Horde has been a favorite for ISPs for a long time. Many service providers give users accounts to this webmail program, and it shows in its maturity. Horde is easy on the eyes and can be very feature rich with the entire collaboration suite installed.
IMP is the Internet Messaging Program module of the Horde Project, and what we'll concentrate on here. IMP is also the only one of our listed webmail clients that can handle POP as well as IMAP servers. This is great if you plan to access ISP mail that doesn't offer an IMAP protocol connection.
IMP gives you one feature that neither Squirrelmail or Roundcube give you out of the box: filters. Sending spam to a junk folder is easy with IMP, provided you have a method of spam detection like spamcop or spamassassin. This is probably the most-missed feature of the other clients. Squirrelmail allows for simple rules with a plugin, but can't touch IMP out of the box on this front.
IMP has in development a mobile browser webmail client and an AJAX style webclient as well, called MIMP and DIMP, respectively. Keep an eye on IMP and Horde for what looks to be the most robust offering of the three.

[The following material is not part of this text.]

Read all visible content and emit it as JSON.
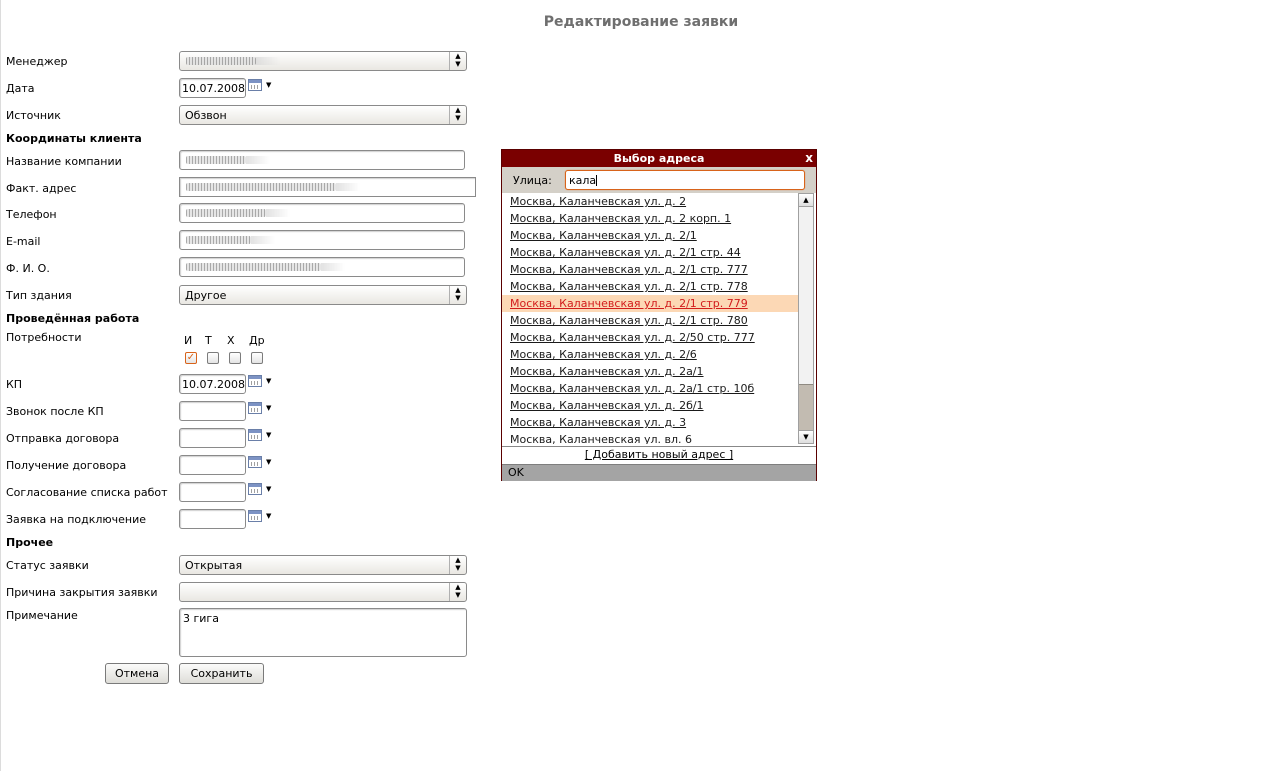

Horde/IMP requires a web server and an IMAP or POP server. It can also make use of any SQL server you have available. It can interface to any mail server you can provide login credentials for; they need not be installed on the same server.